__Work instruction__
Whenever the word "gmail" turns up in a line below, that line should be copied.

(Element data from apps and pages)
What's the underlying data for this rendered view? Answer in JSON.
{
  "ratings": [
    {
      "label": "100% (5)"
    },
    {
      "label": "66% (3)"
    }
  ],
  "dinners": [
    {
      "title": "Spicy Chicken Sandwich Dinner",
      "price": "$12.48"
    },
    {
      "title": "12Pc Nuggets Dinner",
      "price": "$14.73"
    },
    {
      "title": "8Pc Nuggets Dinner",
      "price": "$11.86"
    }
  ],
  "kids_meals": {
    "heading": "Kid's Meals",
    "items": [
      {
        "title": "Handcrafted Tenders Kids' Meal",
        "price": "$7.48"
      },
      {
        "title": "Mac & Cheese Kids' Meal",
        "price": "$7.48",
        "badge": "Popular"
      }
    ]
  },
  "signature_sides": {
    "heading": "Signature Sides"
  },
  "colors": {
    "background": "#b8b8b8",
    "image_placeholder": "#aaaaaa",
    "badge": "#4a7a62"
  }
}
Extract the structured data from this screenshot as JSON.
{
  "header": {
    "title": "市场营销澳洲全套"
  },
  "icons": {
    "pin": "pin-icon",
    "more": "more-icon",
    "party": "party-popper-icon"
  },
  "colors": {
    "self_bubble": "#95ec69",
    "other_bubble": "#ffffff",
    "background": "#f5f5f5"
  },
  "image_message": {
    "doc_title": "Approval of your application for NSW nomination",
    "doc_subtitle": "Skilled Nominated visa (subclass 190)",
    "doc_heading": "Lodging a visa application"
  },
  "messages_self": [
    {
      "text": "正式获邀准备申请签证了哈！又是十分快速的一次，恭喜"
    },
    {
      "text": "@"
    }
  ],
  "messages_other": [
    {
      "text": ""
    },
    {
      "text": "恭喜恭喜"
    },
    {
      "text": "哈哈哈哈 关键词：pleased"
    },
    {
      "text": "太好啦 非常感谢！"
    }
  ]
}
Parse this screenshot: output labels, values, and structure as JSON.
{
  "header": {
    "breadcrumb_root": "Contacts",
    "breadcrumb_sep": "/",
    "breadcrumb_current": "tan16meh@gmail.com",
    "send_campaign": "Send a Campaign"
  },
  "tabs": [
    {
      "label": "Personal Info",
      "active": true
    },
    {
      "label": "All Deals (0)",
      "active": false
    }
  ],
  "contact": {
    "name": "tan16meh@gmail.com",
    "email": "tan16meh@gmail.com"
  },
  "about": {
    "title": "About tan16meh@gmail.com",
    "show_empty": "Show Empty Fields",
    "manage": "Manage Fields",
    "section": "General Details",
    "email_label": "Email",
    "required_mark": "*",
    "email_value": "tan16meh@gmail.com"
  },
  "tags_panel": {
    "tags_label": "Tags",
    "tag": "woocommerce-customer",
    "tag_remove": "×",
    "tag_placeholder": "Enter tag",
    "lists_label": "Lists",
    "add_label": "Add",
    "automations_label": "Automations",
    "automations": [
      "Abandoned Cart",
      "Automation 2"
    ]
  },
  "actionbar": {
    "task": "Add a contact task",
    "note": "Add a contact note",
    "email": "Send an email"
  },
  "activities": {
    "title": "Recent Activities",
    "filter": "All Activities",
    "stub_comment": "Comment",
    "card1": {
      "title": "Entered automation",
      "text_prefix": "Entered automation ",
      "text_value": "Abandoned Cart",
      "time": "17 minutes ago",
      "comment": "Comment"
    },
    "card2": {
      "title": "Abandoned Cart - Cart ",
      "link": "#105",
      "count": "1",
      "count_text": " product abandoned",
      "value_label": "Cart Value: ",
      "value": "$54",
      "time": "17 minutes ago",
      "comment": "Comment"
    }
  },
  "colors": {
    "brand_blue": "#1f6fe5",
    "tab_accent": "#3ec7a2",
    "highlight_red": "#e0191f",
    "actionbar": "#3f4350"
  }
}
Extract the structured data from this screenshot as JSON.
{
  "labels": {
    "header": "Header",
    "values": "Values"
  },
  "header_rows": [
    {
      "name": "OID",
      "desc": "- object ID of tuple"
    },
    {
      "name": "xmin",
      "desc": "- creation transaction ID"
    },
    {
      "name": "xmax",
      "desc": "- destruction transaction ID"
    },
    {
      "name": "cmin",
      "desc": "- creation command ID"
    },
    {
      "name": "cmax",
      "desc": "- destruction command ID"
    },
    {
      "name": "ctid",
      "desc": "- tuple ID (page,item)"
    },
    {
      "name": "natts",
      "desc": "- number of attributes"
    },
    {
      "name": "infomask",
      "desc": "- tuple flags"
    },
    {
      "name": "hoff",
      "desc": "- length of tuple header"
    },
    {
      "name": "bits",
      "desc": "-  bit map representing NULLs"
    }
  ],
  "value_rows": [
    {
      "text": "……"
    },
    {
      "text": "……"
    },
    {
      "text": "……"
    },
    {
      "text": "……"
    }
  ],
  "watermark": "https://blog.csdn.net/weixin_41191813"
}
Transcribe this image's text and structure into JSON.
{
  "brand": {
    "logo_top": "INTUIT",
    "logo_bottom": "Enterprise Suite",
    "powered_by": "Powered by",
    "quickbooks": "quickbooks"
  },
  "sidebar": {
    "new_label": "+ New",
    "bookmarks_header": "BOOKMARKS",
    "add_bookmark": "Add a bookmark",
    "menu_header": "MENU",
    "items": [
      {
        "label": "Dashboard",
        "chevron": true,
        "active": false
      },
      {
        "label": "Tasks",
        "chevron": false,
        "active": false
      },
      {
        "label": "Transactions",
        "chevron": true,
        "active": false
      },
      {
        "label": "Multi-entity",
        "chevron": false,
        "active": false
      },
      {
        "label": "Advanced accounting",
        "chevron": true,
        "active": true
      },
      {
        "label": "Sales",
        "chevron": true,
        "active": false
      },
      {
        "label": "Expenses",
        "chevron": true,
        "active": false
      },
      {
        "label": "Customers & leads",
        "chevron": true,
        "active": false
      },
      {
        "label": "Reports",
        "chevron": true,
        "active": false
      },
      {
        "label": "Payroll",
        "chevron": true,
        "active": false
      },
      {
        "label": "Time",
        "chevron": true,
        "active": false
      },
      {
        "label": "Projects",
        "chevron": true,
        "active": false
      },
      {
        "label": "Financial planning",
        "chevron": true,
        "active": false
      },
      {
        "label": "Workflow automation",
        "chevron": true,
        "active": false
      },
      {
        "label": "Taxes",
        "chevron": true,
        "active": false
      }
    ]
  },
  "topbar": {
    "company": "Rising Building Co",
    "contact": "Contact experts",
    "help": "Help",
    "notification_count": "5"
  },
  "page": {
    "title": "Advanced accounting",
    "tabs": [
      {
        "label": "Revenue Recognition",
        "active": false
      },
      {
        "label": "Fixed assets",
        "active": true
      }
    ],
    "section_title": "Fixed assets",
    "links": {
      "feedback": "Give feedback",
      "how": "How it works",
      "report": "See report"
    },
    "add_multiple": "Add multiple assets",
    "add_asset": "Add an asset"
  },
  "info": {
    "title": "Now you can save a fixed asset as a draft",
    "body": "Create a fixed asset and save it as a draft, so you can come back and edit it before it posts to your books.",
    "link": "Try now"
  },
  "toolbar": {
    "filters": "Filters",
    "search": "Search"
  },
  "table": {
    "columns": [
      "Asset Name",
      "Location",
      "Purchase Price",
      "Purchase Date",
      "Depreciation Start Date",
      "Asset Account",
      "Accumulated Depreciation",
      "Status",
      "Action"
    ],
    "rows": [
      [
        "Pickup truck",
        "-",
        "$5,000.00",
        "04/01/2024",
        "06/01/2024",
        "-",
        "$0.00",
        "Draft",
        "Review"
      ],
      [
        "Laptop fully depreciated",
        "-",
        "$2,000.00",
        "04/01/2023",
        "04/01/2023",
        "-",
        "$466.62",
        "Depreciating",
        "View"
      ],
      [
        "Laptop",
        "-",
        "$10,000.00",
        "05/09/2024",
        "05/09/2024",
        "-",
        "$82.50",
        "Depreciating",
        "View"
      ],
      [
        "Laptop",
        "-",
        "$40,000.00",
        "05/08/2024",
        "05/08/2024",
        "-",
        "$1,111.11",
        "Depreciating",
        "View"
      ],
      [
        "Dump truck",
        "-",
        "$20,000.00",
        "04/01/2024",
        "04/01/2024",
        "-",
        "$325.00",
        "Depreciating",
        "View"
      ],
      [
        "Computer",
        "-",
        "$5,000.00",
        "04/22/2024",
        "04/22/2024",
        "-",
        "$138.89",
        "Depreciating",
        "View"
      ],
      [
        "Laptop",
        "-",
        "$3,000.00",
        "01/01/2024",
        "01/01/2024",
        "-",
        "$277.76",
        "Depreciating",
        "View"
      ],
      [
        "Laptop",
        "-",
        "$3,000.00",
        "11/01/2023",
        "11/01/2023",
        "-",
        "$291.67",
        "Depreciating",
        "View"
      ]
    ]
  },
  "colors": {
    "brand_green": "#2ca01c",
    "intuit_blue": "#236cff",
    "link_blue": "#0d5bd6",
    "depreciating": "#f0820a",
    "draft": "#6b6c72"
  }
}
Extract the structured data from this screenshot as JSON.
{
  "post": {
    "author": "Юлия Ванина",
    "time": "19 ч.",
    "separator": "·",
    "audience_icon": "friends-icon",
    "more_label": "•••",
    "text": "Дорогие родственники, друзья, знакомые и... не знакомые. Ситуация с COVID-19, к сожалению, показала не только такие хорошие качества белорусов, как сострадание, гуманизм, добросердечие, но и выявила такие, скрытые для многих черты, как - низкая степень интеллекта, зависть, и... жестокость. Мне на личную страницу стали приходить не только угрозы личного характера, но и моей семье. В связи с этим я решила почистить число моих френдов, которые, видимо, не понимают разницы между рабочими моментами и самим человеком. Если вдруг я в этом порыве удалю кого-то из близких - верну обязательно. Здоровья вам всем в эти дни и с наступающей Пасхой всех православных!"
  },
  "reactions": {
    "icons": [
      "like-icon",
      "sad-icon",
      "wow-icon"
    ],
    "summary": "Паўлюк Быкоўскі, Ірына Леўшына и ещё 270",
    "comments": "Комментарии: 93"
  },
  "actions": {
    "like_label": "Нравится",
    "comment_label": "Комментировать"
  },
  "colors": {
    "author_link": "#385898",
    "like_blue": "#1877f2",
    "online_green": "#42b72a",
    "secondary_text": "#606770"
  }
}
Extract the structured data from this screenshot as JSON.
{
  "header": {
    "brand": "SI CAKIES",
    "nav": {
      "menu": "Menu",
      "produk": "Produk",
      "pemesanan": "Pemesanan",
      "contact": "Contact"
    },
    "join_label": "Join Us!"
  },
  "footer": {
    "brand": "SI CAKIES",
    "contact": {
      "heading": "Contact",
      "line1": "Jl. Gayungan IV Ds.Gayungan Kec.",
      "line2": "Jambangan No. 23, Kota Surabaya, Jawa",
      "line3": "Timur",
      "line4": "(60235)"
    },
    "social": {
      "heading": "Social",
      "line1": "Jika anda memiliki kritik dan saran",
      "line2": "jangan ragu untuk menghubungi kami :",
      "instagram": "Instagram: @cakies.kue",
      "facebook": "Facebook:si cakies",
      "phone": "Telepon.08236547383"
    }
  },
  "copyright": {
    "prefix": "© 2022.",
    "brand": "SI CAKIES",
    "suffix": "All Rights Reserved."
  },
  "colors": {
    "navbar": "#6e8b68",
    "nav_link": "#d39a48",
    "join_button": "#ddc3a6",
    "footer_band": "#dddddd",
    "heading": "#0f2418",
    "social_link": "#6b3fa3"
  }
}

__Completed exercise__
    "breadcrumb_current": "tan16meh@gmail.com",
    "name": "tan16meh@gmail.com",
    "email": "tan16meh@gmail.com"
    "title": "About tan16meh@gmail.com",
    "email_value": "tan16meh@gmail.com"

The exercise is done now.